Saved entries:
□ □ □
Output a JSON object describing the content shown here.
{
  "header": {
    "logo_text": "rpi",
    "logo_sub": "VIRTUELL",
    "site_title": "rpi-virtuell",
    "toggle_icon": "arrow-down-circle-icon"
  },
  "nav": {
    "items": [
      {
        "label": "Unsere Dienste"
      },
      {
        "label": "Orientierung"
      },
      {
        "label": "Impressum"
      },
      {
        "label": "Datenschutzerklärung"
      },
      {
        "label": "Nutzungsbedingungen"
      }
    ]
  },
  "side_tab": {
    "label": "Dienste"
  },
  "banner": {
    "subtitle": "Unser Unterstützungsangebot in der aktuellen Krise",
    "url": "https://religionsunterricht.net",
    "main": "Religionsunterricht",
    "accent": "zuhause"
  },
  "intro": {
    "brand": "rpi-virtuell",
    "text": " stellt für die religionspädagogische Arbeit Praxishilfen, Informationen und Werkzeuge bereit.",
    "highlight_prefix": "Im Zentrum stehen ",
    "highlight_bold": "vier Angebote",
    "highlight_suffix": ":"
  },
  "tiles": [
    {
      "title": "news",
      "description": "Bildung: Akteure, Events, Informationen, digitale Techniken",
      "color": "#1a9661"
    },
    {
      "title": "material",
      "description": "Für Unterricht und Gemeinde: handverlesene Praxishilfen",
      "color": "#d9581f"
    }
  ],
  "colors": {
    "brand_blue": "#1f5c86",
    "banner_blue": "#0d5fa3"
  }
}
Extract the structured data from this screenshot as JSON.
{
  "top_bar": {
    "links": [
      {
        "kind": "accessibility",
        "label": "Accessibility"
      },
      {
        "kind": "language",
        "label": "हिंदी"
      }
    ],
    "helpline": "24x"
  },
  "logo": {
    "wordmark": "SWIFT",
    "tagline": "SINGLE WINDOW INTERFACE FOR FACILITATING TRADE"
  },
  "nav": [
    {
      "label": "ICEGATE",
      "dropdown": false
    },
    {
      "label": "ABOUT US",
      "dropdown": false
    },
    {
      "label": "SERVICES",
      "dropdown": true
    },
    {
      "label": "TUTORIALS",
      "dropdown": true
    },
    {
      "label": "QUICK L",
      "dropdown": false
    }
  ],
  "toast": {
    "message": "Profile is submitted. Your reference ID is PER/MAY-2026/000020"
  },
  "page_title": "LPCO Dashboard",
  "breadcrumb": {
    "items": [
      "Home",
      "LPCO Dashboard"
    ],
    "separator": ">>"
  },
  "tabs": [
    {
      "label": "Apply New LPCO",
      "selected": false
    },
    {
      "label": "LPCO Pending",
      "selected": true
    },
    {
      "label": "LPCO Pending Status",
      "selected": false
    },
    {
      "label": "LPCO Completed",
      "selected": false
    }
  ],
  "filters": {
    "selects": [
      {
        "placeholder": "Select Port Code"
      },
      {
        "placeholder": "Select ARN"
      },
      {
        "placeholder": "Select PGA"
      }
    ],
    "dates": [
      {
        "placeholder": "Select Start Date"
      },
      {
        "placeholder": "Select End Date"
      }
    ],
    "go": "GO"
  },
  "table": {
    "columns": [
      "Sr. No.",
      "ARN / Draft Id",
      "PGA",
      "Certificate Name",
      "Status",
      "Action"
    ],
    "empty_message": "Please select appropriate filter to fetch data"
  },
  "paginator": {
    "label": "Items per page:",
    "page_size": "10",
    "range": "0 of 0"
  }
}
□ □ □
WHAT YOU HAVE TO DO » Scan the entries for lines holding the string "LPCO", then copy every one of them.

COMPLETED TASK »
  "page_title": "LPCO Dashboard",
      "LPCO Dashboard"
      "label": "Apply New LPCO",
      "label": "LPCO Pending",
      "label": "LPCO Pending Status",
      "label": "LPCO Completed",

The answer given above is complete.